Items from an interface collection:
"""

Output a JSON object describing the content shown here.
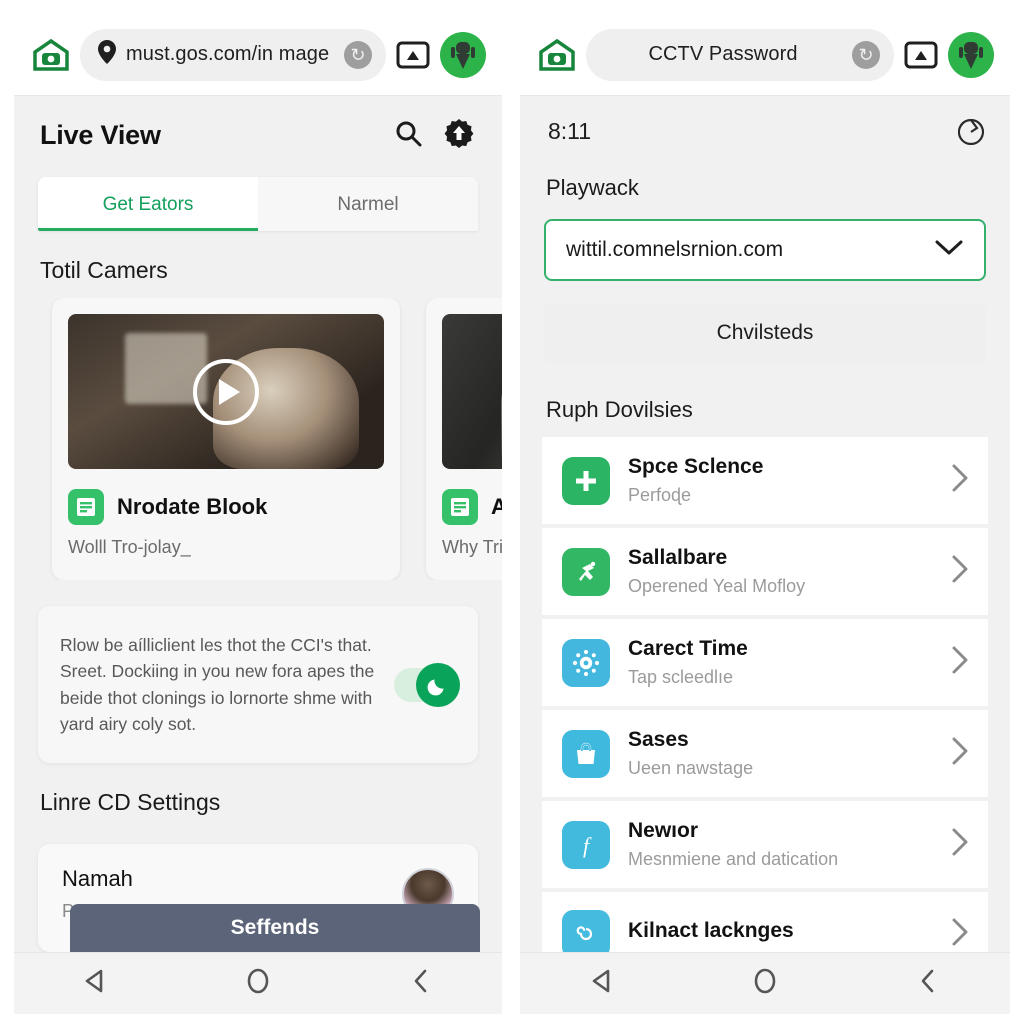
{
  "left": {
    "chrome": {
      "home_icon": "home-camera-icon",
      "url": "must.gos.com/in mage",
      "reload_icon": "reload-icon",
      "cast_icon": "cast-icon",
      "avatar_icon": "android-avatar-icon"
    },
    "header": {
      "title": "Live View",
      "search_icon": "search-icon",
      "upload_icon": "cloud-upload-icon"
    },
    "tabs": [
      {
        "label": "Get Eators",
        "active": true
      },
      {
        "label": "Narmel",
        "active": false
      }
    ],
    "section_title": "Totil Camers",
    "cards": [
      {
        "icon": "document-list-icon",
        "title": "Nrodate Blook",
        "subtitle": "Wolll Tro-jolay_",
        "play_icon": "play-icon"
      },
      {
        "icon": "document-list-icon",
        "title": "Alr",
        "subtitle": "Why Tris"
      }
    ],
    "note": {
      "text": "Rlow be aílliclient les thot the CCI's that. Sreet. Dockiing in you new fora apes the beide thot clonings io lornorte shme with yard airy coly sot.",
      "toggle_on": true,
      "toggle_icon": "moon-icon"
    },
    "settings_title": "Linre CD Settings",
    "profile": {
      "name": "Namah",
      "subtitle": "Peopes AC Desag",
      "avatar": "user-avatar"
    },
    "cta_label": "Seffends",
    "navbar": {
      "back_icon": "triangle-back-icon",
      "home_icon": "circle-home-icon",
      "recents_icon": "chevron-back-icon"
    }
  },
  "right": {
    "chrome": {
      "home_icon": "home-camera-icon",
      "url": "CCTV  Password",
      "reload_icon": "reload-icon",
      "cast_icon": "cast-icon",
      "avatar_icon": "android-avatar-icon"
    },
    "status": {
      "clock": "8:11",
      "status_icon": "circle-status-icon"
    },
    "field_label": "Playwack",
    "select": {
      "value": "wittil.comnelsrnion.com",
      "caret_icon": "chevron-down-icon"
    },
    "ghost_button": "Chvilsteds",
    "list_title": "Ruph Dovilsies",
    "rows": [
      {
        "title": "Spce Sclence",
        "subtitle": "Perfoɖe",
        "icon": "plus-icon",
        "color": "#2bb463"
      },
      {
        "title": "Sallalbare",
        "subtitle": "Operened Yeal Mofloy",
        "icon": "runner-icon",
        "color": "#32b864"
      },
      {
        "title": "Carect Time",
        "subtitle": "Tap scleedlıe",
        "icon": "gear-sun-icon",
        "color": "#43b7dd"
      },
      {
        "title": "Sases",
        "subtitle": "Ueen nawstage",
        "icon": "bag-icon",
        "color": "#3fb9de"
      },
      {
        "title": "Newıor",
        "subtitle": "Mesnmiene and datication",
        "icon": "f-script-icon",
        "color": "#41bade"
      },
      {
        "title": "Kilnact lacknges",
        "subtitle": "",
        "icon": "spiral-icon",
        "color": "#45bcdf"
      }
    ],
    "chevron_icon": "chevron-right-icon",
    "navbar": {
      "back_icon": "triangle-back-icon",
      "home_icon": "circle-home-icon",
      "recents_icon": "chevron-back-icon"
    }
  },
  "colors": {
    "accent_green": "#23ab5e",
    "cta_slate": "#5b6478",
    "page_bg": "#f1f1f1"
  }
}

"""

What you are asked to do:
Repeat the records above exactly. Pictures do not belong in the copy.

Task solution:
Output a JSON object describing the content shown here.
{
  "left": {
    "chrome": {
      "home_icon": "home-camera-icon",
      "url": "must.gos.com/in mage",
      "reload_icon": "reload-icon",
      "cast_icon": "cast-icon",
      "avatar_icon": "android-avatar-icon"
    },
    "header": {
      "title": "Live View",
      "search_icon": "search-icon",
      "upload_icon": "cloud-upload-icon"
    },
    "tabs": [
      {
        "label": "Get Eators",
        "active": true
      },
      {
        "label": "Narmel",
        "active": false
      }
    ],
    "section_title": "Totil Camers",
    "cards": [
      {
        "icon": "document-list-icon",
        "title": "Nrodate Blook",
        "subtitle": "Wolll Tro-jolay_",
        "play_icon": "play-icon"
      },
      {
        "icon": "document-list-icon",
        "title": "Alr",
        "subtitle": "Why Tris"
      }
    ],
    "note": {
      "text": "Rlow be aílliclient les thot the CCI's that. Sreet. Dockiing in you new fora apes the beide thot clonings io lornorte shme with yard airy coly sot.",
      "toggle_on": true,
      "toggle_icon": "moon-icon"
    },
    "settings_title": "Linre CD Settings",
    "profile": {
      "name": "Namah",
      "subtitle": "Peopes AC Desag",
      "avatar": "user-avatar"
    },
    "cta_label": "Seffends",
    "navbar": {
      "back_icon": "triangle-back-icon",
      "home_icon": "circle-home-icon",
      "recents_icon": "chevron-back-icon"
    }
  },
  "right": {
    "chrome": {
      "home_icon": "home-camera-icon",
      "url": "CCTV  Password",
      "reload_icon": "reload-icon",
      "cast_icon": "cast-icon",
      "avatar_icon": "android-avatar-icon"
    },
    "status": {
      "clock": "8:11",
      "status_icon": "circle-status-icon"
    },
    "field_label": "Playwack",
    "select": {
      "value": "wittil.comnelsrnion.com",
      "caret_icon": "chevron-down-icon"
    },
    "ghost_button": "Chvilsteds",
    "list_title": "Ruph Dovilsies",
    "rows": [
      {
        "title": "Spce Sclence",
        "subtitle": "Perfoɖe",
        "icon": "plus-icon",
        "color": "#2bb463"
      },
      {
        "title": "Sallalbare",
        "subtitle": "Operened Yeal Mofloy",
        "icon": "runner-icon",
        "color": "#32b864"
      },
      {
        "title": "Carect Time",
        "subtitle": "Tap scleedlıe",
        "icon": "gear-sun-icon",
        "color": "#43b7dd"
      },
      {
        "title": "Sases",
        "subtitle": "Ueen nawstage",
        "icon": "bag-icon",
        "color": "#3fb9de"
      },
      {
        "title": "Newıor",
        "subtitle": "Mesnmiene and datication",
        "icon": "f-script-icon",
        "color": "#41bade"
      },
      {
        "title": "Kilnact lacknges",
        "subtitle": "",
        "icon": "spiral-icon",
        "color": "#45bcdf"
      }
    ],
    "chevron_icon": "chevron-right-icon",
    "navbar": {
      "back_icon": "triangle-back-icon",
      "home_icon": "circle-home-icon",
      "recents_icon": "chevron-back-icon"
    }
  },
  "colors": {
    "accent_green": "#23ab5e",
    "cta_slate": "#5b6478",
    "page_bg": "#f1f1f1"
  }
}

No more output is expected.